some types of relationship and related discourse markers.

Types of discourse markers

Type of relationship Discourse markers
affirmation in deed, actually, in fact, certainly
negation on the contrary, on the other hand, despite, still, however, but,
conversely, although
concession although, though, granted that, no doubt, to be sure, of course,
contrast in contrast, although, and yet, but, on the contrary
cause and effect accordingly, as a result, hence, consequently, otherwise, therefore,
thus, unless
addition moreover, besides, and, to add, also, furthermore, further, in
addition, next, again, too, second (third, etc.), another, finally, last

Faculty of Computing, Health and Science Web:
qualification frequently, often, sometimes, occasionally, provided, in case,
unless, when, since, because, for, if
summation thus, therefore, in conclusion, to sum up, so, consequently, all in
all, in short, on the whole, in brief, in summary, overall
sequence after, then, since, before, when, whenever, until, as soon as, as long
as, in (1999), at (the beginning), afterwards, as long as, at the same
time, earlier, of late, immediately, in the meantime, meanwhile,
lately, later, shortly, since, soon, temporarily, thereafter, until,
illustration for example, for instance, to illustrate, in particular, in this case, in
particular, specifically

(Adapted from Puhl & Day, 1992).

2. Linking ideas within paragraphs:
Paragraphs consist of several sentences that all link to a key idea. The relationships among ideas within and between paragraphs
are established by using transitional words and phrases, and cohesive devices (e.g. reference, substitution and ellipsis).

Transitional words and phrases are used to show logical, temporal and spatial links.
Reference involves the use of many types of pronouns.
Substitution refers to the replacement of one word or phrase with another
Ellipsis refers to the omission of a repeated word or phrase
Lexical reiteration refers to the repetition of words and phrases
Lexical collocation refers to co-occurrences of words which regularly co-occur in the language.

Types of cohesive devices to link ideas within paragraphs

Type of cohesive device Example
logical, temporal and spatial
These events preceded the policy change. (temporal link)
As discussed above (spatial link)
types of pronouns
All the interviewers had been previously trained in interviewing
techniques. They demonstrated their competence
replacement of one word or
phrase for another
The males and females displayed similar behaviours. Both groups
reacted positively towards
omission of a repeated word
There are two key reasons for the change. The first is.
Lexical reiteration
repetition of words and phrases
Smiths (2000) three arguments remain unsubstantiated.
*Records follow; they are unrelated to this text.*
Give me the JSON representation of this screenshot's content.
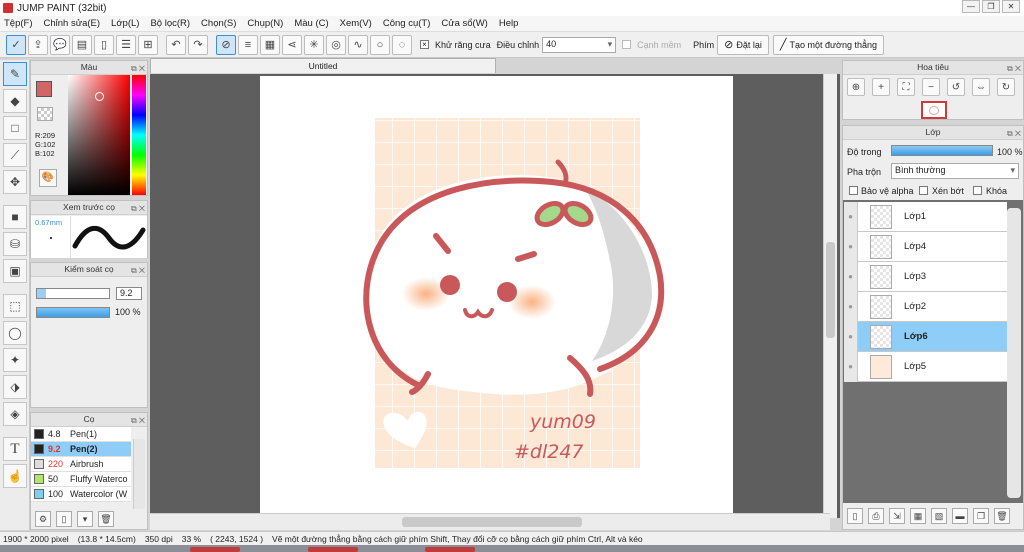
{
  "window": {
    "title": "JUMP PAINT (32bit)"
  },
  "menu": [
    "Tệp(F)",
    "Chỉnh sửa(E)",
    "Lớp(L)",
    "Bộ lọc(R)",
    "Chọn(S)",
    "Chụp(N)",
    "Màu (C)",
    "Xem(V)",
    "Công cụ(T)",
    "Cửa sổ(W)",
    "Help"
  ],
  "toolbar": {
    "antialias_label": "Khử răng cưa",
    "adjust_label": "Điều chỉnh",
    "adjust_value": "40",
    "smooth_label": "Cạnh mềm",
    "key_label": "Phím",
    "reset_label": "Đặt lại",
    "straight_label": "Tạo một đường thẳng"
  },
  "document": {
    "tab_title": "Untitled"
  },
  "color_panel": {
    "title": "Màu",
    "r": "R:209",
    "g": "G:102",
    "b": "B:102",
    "fg_color": "#d16666"
  },
  "brush_preview": {
    "title": "Xem trước cọ",
    "size": "0.67mm"
  },
  "brush_control": {
    "title": "Kiểm soát cọ",
    "size_value": "9.2",
    "opacity_value": "100 %"
  },
  "brushes": {
    "title": "Cọ",
    "items": [
      {
        "size": "4.8",
        "name": "Pen(1)",
        "color": "#222222"
      },
      {
        "size": "9.2",
        "name": "Pen(2)",
        "color": "#222222",
        "selected": true
      },
      {
        "size": "220",
        "name": "Airbrush",
        "color": "#dddddd",
        "size_red": true
      },
      {
        "size": "50",
        "name": "Fluffy Waterco",
        "color": "#b6e36a"
      },
      {
        "size": "100",
        "name": "Watercolor (W",
        "color": "#7fd0f0"
      }
    ]
  },
  "navigator": {
    "title": "Hoa tiêu"
  },
  "layers_panel": {
    "title": "Lớp",
    "opacity_label": "Độ trong",
    "opacity_value": "100 %",
    "blend_label": "Pha trộn",
    "blend_value": "Bình thường",
    "protect_alpha_label": "Bảo vệ alpha",
    "clip_label": "Xén bớt",
    "lock_label": "Khóa",
    "layers": [
      {
        "name": "Lớp1",
        "selected": false
      },
      {
        "name": "Lớp4",
        "selected": false
      },
      {
        "name": "Lớp3",
        "selected": false
      },
      {
        "name": "Lớp2",
        "selected": false
      },
      {
        "name": "Lớp6",
        "selected": true
      },
      {
        "name": "Lớp5",
        "selected": false
      }
    ]
  },
  "artwork": {
    "signature_line1": "yum09",
    "signature_line2": "#dl247"
  },
  "status": {
    "size": "1900 * 2000 pixel",
    "cm": "(13.8 * 14.5cm)",
    "dpi": "350 dpi",
    "zoom": "33 %",
    "coords": "( 2243, 1524 )",
    "hint": "Vẽ một đường thẳng bằng cách giữ phím Shift, Thay đổi cỡ cọ bằng cách giữ phím Ctrl, Alt và kéo"
  }
}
His first
argument .The second argument..His final argument.
Lexical collocation
co-occurrence of words which
regularly co-occur in the
Although each item cost just 25 cents to manufacture, they were
sold for two dollars each.

(Adapted from Puhl & Day, 1992).

As shown in this handout, the use of idea statements, discourse markers and cohesive devices provide a range to techniques to link
ideas across the hierarchical levels of an essay.

Source: Puhl, L & Day, B. (1992). Writing at university: a guide to writing academic essays and reports at Edith Cowan
University. Perth: Edith Cowan University.

Faculty of Computing, Health and Science Web:

K.Singh, ECU, Faculty of Computing, Health and Science, J anuary 2005